So, what can your organization do to empower LGBTQ+ employees to feel comfortable bringing their whole selves to work? Here are eight tips:

  1. Ensure visibility of your inclusion efforts across the organization and externally. Send employee-wide communications about Pride Month. Participate in local Pride Marches. Put Pride flags around your offices throughout the year. Incorporate gender neutral restrooms into your facilities.
  2. Undergo a policy overhaul. Review your Human Resources policies to make sure they are free of references to gender. Make sure your equal opportunity statement explicitly calls out gender identity and sexual orientation.
  3. LGBTQ+ 101 Trainings. Make sure your employees, and particularly people managers and recruiters, are using the appropriate terminology when talking to their LGBTQ+ colleagues or potential candidates. For people managers, prepare them to address issues that LGBTQ+ direct reports may face, such as potential discrimination or choosing to transition if they are transgender.
  4. Implement inclusive benefits. Ensure same-sex parents have equitable parental leave opportunities, offer adoption and surrogacy benefits, and provide transgender employees with access to affordable treatment and mental health services. While this sounds complicated, Mercer leverages its experience working with medical insurance carriers and point solutions vendors to implement inclusive benefits for other organizations. Remember, the impact of these benefits can go beyond the LGBTQ+ community. For example, offering access to mental health services is a positive for all employees – according to Mercer’s 2018 Mental Health at Work report, 61 percent of employees have experienced mental health issues due to work or where work was a related factor.
  5. Support and protect all employees, regardless of geography. Many countries still don’t protect their LGBTQ+ employees from workplace discrimination, and in others, being LGBTQ+ is still criminalized. At Mercer, we are in the process of developing our “Within our Walls” or “WOW Guidelines”, which highlights the resources available to employees including our confidential e-mail address and tools that provide insights into risks for LGBTQ+ employees travelling to different countries.

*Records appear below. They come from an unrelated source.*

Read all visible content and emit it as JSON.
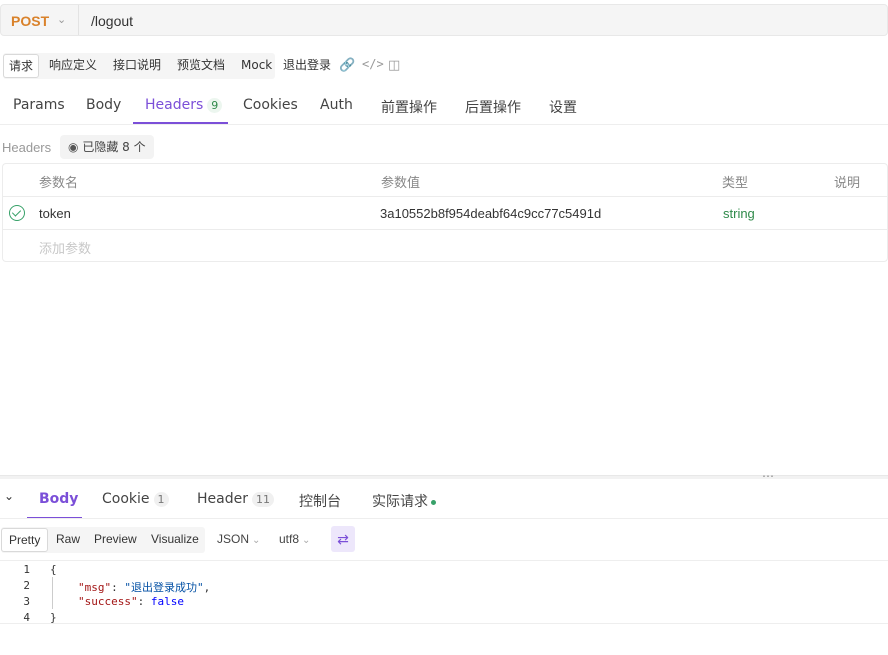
{
  "request": {
    "method": "POST",
    "url": "/logout"
  },
  "sub_tabs": [
    "请求",
    "响应定义",
    "接口说明",
    "预览文档",
    "Mock"
  ],
  "endpoint_name": "退出登录",
  "tabs": {
    "params": "Params",
    "body": "Body",
    "headers": "Headers",
    "headers_count": "9",
    "cookies": "Cookies",
    "auth": "Auth",
    "pre": "前置操作",
    "post": "后置操作",
    "settings": "设置"
  },
  "headers_section": {
    "label": "Headers",
    "hidden_text": "已隐藏 8 个",
    "columns": [
      "参数名",
      "参数值",
      "类型",
      "说明"
    ],
    "rows": [
      {
        "name": "token",
        "value": "3a10552b8f954deabf64c9cc77c5491d",
        "type": "string",
        "desc": ""
      }
    ],
    "add_placeholder": "添加参数"
  },
  "response": {
    "tabs": {
      "body": "Body",
      "cookie": "Cookie",
      "cookie_count": "1",
      "header": "Header",
      "header_count": "11",
      "console": "控制台",
      "actual": "实际请求"
    },
    "formats": [
      "Pretty",
      "Raw",
      "Preview",
      "Visualize"
    ],
    "lang": "JSON",
    "encoding": "utf8",
    "code": {
      "line_numbers": [
        "1",
        "2",
        "3",
        "4"
      ],
      "open": "{",
      "msg_key": "\"msg\"",
      "msg_val": "\"退出登录成功\"",
      "success_key": "\"success\"",
      "success_val": "false",
      "close": "}"
    }
  },
  "colors": {
    "accent": "#7b4fd8",
    "method": "#d9822b",
    "success": "#38a169"
  }
}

  6. Develop a mentorship program. The absence of visible out LGBTQ+ leadership can create the perception that LGBTQ+ people cannot pave a long-term career within your organization. Ensuring access to mentors who are equipped with proper tools to help individuals from all backgrounds succeed does not only help LGBTQ+ employees, but any rising professional in your organization.
  7. Provide employees with an opportunity to provide feedback on their superiors. As a result of institutionalized bias, most organizations find it easier to attract diverse talent at the most junior levels. The challenge is to retain these individuals until they become leaders within your organization. By providing junior employees with the platform to voice their concerns, you can identify gaps in your leadership that may be driving underrepresented individuals out of the organization.
  8. Measure engagement and utilize analytics to understand your employee population. Many organizations have difficulty gauging the success of their Diversity & Inclusion initiatives because they do not effectively use analytics to measure the progress of policies and programs. This is often because they do not even collect the data necessary to perform such analyses.


  • Mohammad Abdul-Rahim